▶ **About this task**: Where a line of the records holds the string "content", copy that line.

[Data items]
※ ※ ※

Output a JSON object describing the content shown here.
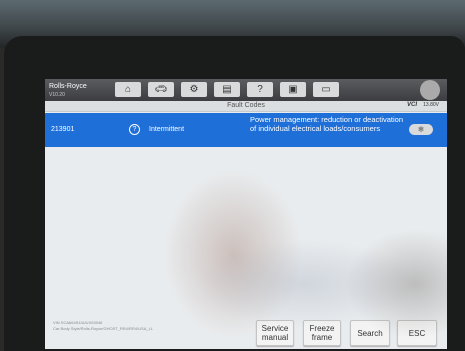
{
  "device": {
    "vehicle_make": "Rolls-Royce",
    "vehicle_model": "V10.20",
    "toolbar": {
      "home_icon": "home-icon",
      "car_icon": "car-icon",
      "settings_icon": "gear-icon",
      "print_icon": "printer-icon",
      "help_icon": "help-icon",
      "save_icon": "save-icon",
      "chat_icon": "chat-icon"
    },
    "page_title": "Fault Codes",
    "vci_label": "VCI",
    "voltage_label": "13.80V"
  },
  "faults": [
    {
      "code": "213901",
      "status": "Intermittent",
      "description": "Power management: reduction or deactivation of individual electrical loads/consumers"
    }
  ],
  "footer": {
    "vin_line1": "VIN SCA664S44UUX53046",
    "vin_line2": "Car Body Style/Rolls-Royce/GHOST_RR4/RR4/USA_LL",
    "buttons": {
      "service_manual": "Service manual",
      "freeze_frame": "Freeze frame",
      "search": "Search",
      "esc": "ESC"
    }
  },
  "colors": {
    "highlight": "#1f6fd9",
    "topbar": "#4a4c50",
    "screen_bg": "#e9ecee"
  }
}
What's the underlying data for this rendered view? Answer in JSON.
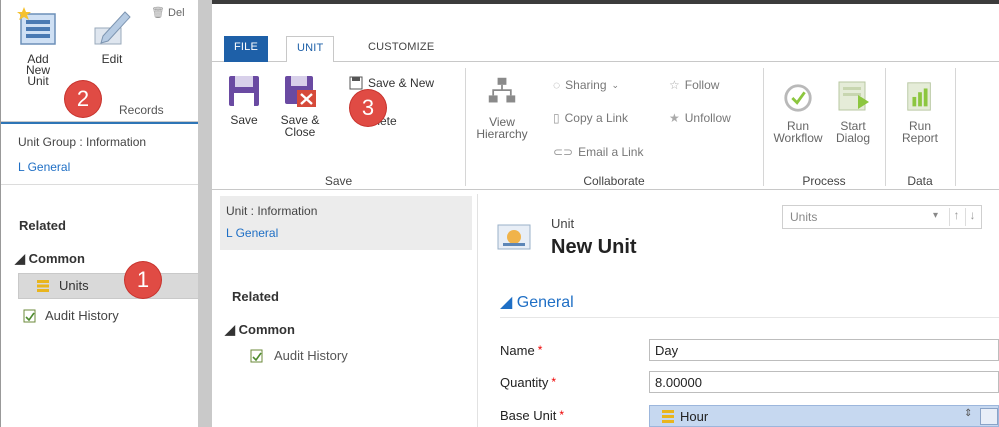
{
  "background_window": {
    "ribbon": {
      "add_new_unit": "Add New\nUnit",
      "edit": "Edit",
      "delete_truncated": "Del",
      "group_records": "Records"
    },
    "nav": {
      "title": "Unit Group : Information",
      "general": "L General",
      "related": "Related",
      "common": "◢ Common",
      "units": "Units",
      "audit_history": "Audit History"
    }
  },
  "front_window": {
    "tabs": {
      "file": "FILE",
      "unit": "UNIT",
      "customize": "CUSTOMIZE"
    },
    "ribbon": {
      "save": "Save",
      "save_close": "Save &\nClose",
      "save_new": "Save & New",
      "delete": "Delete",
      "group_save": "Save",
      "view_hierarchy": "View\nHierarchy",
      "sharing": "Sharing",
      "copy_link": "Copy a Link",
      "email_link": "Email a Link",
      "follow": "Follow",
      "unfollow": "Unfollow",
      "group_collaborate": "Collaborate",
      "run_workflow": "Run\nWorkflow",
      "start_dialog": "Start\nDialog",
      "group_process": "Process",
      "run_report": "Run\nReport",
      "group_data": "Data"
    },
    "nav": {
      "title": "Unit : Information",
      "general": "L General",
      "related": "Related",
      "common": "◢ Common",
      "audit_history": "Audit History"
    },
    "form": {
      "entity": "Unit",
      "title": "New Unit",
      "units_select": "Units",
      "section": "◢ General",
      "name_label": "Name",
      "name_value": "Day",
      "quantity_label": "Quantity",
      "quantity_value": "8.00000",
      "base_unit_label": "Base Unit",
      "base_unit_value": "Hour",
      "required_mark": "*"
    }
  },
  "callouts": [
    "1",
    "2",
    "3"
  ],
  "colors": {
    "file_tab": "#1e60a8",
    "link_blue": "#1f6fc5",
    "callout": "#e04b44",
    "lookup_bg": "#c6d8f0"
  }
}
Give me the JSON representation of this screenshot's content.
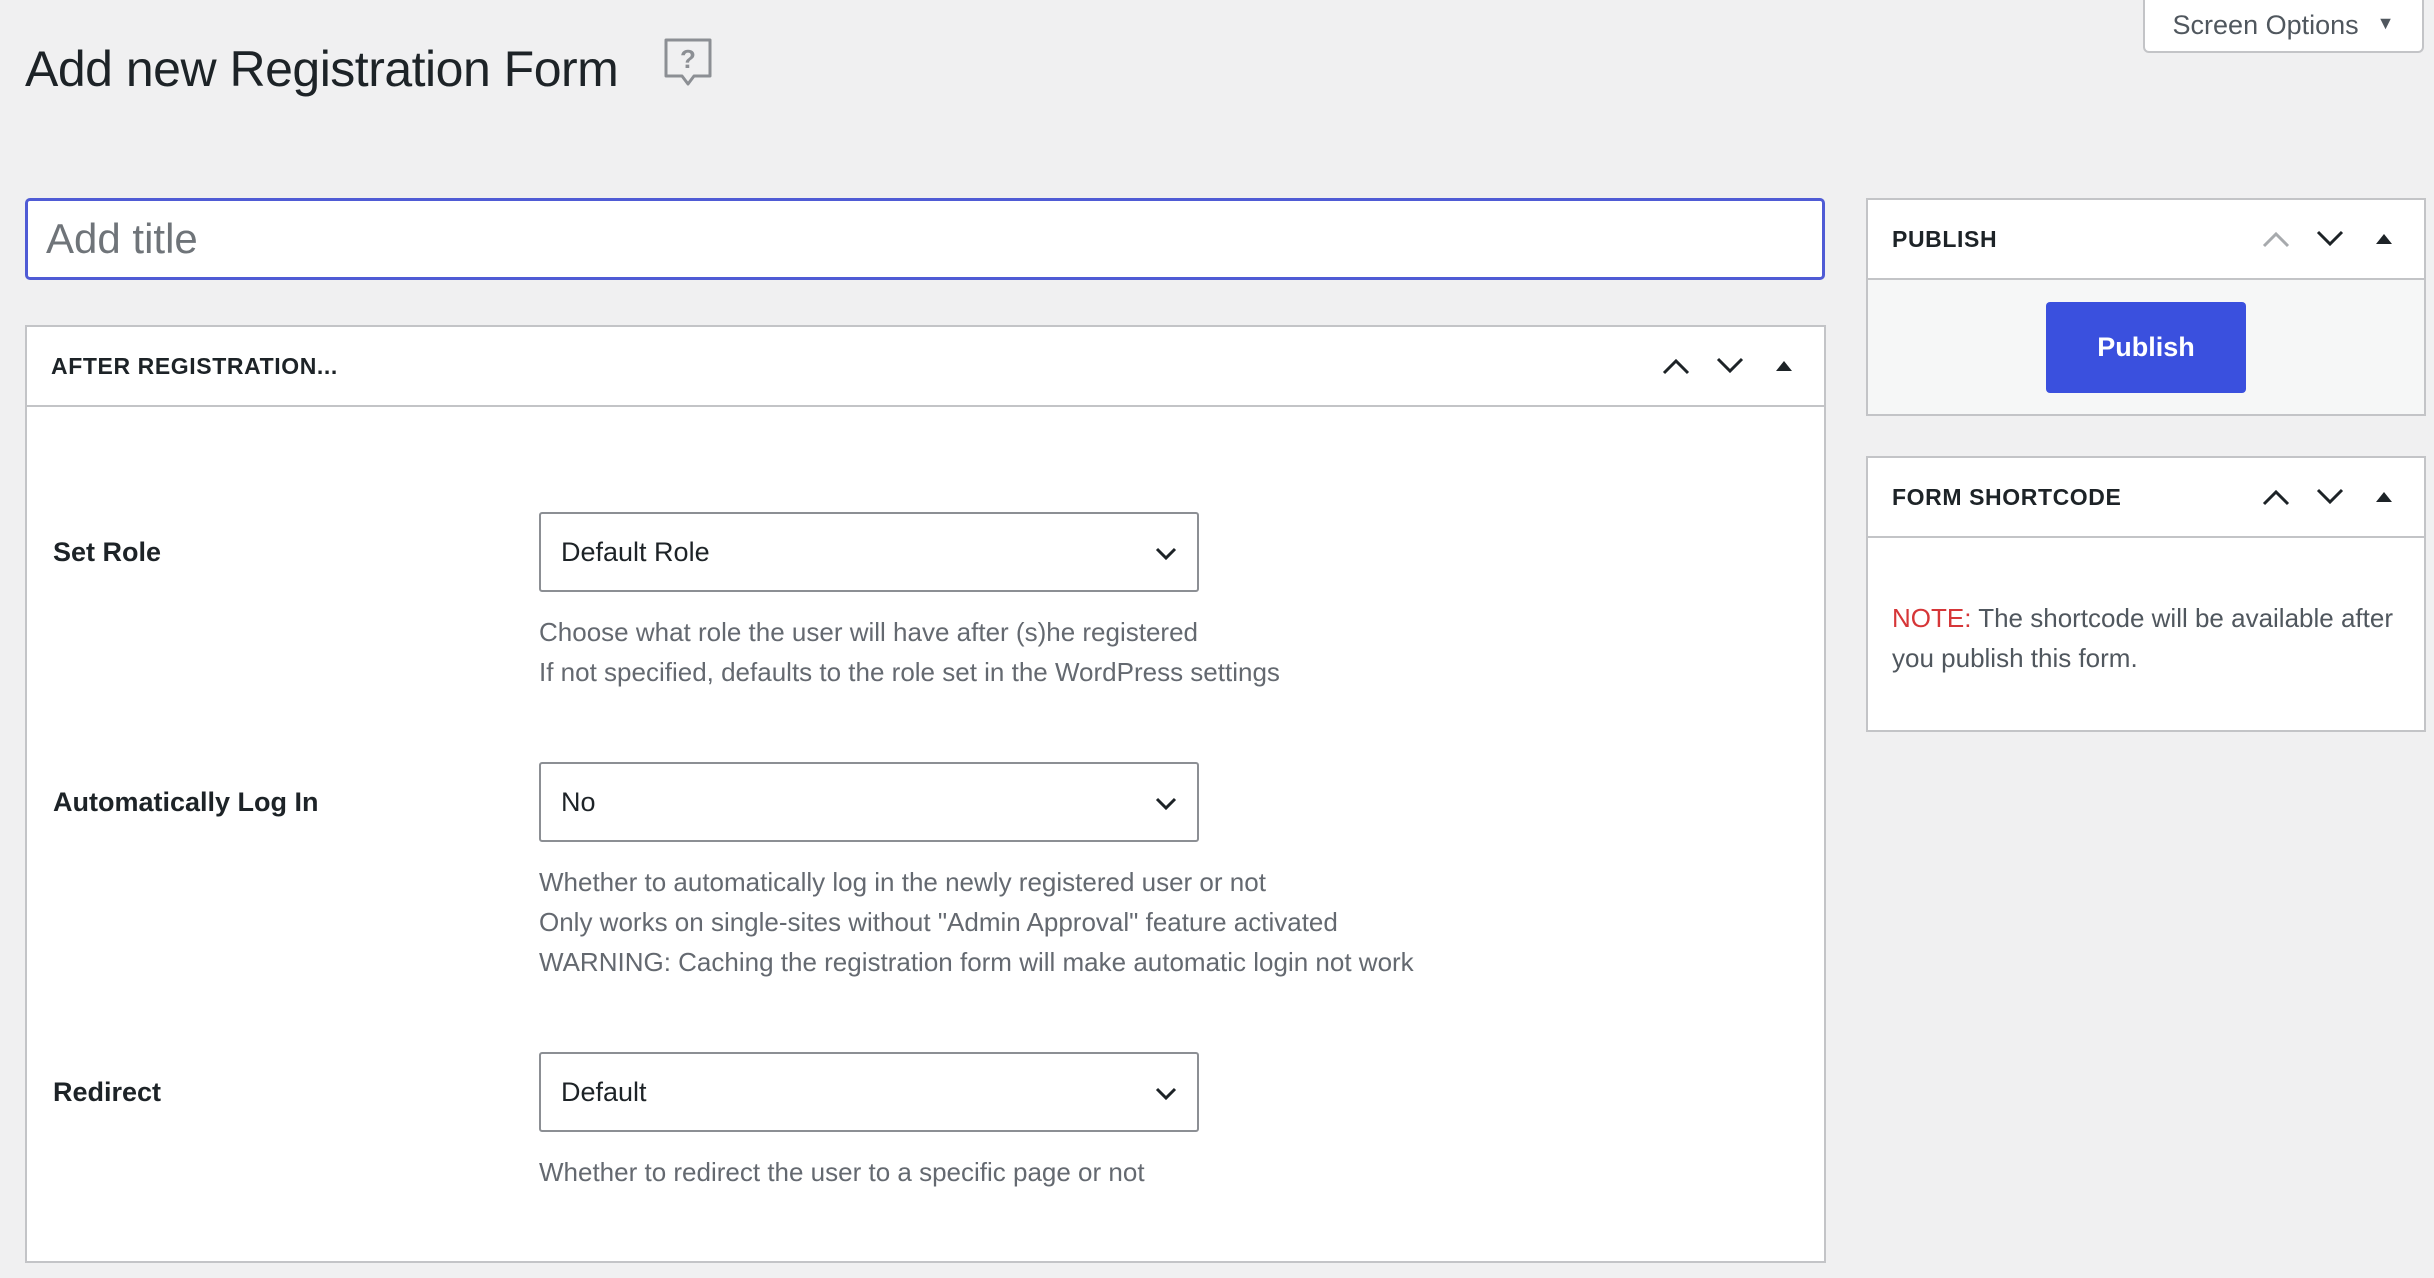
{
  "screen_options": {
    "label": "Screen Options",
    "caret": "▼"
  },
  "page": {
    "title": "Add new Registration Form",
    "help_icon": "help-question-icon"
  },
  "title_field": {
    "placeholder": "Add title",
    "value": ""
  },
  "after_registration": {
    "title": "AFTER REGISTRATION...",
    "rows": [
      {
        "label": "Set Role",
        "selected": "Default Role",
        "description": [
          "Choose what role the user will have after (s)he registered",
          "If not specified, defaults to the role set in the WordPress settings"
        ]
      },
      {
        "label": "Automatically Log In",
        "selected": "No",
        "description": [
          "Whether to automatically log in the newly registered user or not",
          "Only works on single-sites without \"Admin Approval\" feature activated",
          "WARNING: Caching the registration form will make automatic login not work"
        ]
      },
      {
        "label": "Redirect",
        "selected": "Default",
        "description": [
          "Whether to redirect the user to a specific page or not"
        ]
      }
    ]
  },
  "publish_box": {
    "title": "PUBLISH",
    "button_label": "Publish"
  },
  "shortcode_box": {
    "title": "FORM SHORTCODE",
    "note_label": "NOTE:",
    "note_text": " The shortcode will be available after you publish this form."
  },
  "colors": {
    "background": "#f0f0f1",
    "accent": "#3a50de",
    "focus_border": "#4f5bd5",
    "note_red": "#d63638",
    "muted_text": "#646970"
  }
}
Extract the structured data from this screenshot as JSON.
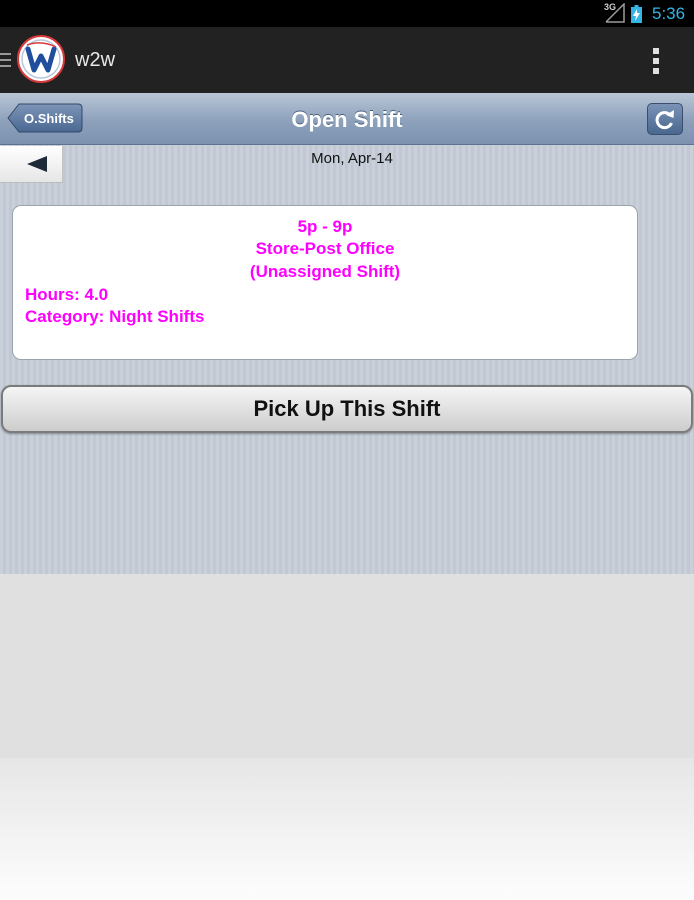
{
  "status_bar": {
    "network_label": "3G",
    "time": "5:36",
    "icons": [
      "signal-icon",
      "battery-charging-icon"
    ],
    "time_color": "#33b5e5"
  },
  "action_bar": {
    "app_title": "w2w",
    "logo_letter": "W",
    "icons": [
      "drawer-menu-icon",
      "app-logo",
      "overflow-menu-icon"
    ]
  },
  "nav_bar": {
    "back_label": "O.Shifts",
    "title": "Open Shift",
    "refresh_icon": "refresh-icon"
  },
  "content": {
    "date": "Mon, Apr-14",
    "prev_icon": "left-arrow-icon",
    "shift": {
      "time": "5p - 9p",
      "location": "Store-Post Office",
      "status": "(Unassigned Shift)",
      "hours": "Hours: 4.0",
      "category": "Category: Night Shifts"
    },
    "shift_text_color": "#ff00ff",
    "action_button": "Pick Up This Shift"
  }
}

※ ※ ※

▶ **Answer to the exercise**:
Output a JSON object describing the content shown here.
Give me the JSON representation of this screenshot's content.
  "content": {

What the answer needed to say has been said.